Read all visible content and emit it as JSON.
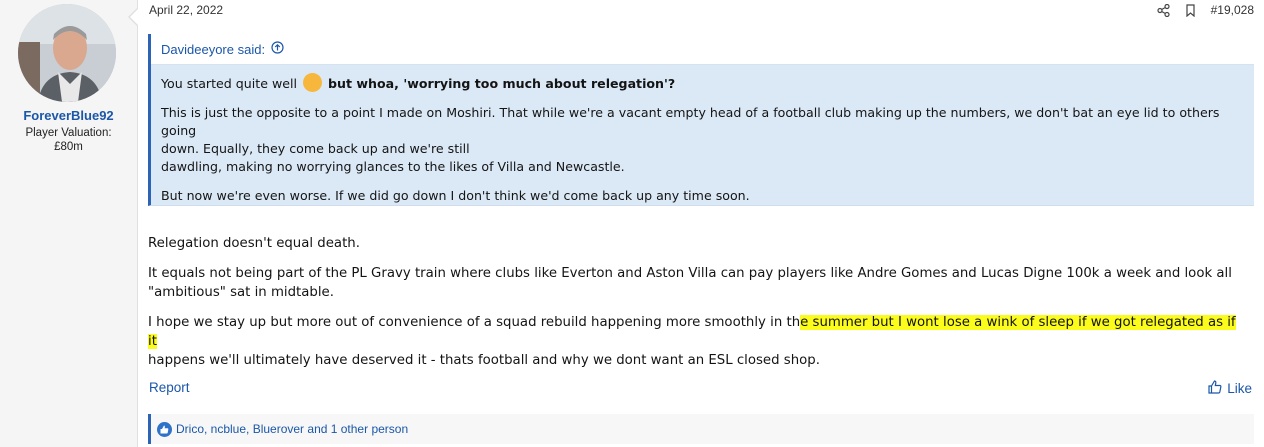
{
  "user": {
    "name": "ForeverBlue92",
    "valuation_lines": [
      "Player Valuation:",
      "£80m"
    ]
  },
  "post": {
    "date": "April 22, 2022",
    "number": "#19,028",
    "report_label": "Report",
    "like_label": "Like",
    "reactions_text": "Drico, ncblue, Bluerover and 1 other person"
  },
  "quote": {
    "author": "Davideeyore said:",
    "line1_plain": "You started quite well",
    "line1_bold": "but whoa, 'worrying too much about relegation'?",
    "para2_line1": "This is just the opposite to a point I made on Moshiri. That while we're a vacant empty head of a football club making up the numbers, we don't bat an eye lid to others going",
    "para2_line2": "down. Equally, they come back up and we're still",
    "para2_line3": "dawdling, making no worrying glances to the likes of Villa and Newcastle.",
    "para3": "But now we're even worse. If we did go down I don't think we'd come back up any time soon."
  },
  "message": {
    "p1": "Relegation doesn't equal death.",
    "p2_line1": "It equals not being part of the PL Gravy train where clubs like Everton and Aston Villa can pay players like Andre Gomes and Lucas Digne 100k a week and look all",
    "p2_line2": "\"ambitious\" sat in midtable.",
    "p3_line1_plain": "I hope we stay up but more out of convenience of a squad rebuild happening more smoothly in th",
    "p3_line1_hl": "e summer but I wont lose a wink of sleep if we got relegated as if it",
    "p3_line2": "happens we'll ultimately have deserved it - thats football and why we dont want an ESL closed shop."
  },
  "icons": [
    "share-icon",
    "bookmark-icon",
    "arrow-up-circle-icon",
    "clapping-hands-emoji",
    "thumbs-up-icon",
    "like-badge-icon"
  ],
  "colors": {
    "link": "#1b57a8",
    "quote_bg": "#dbe9f7",
    "quote_border": "#2c63b5",
    "highlight": "#fcfc1c"
  }
}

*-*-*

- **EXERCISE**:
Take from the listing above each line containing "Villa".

- **TASK OUTPUT**:
    "para2_line3": "dawdling, making no worrying glances to the likes of Villa and Newcastle.",
    "p2_line1": "It equals not being part of the PL Gravy train where clubs like Everton and Aston Villa can pay players like Andre Gomes and Lucas Digne 100k a week and look all",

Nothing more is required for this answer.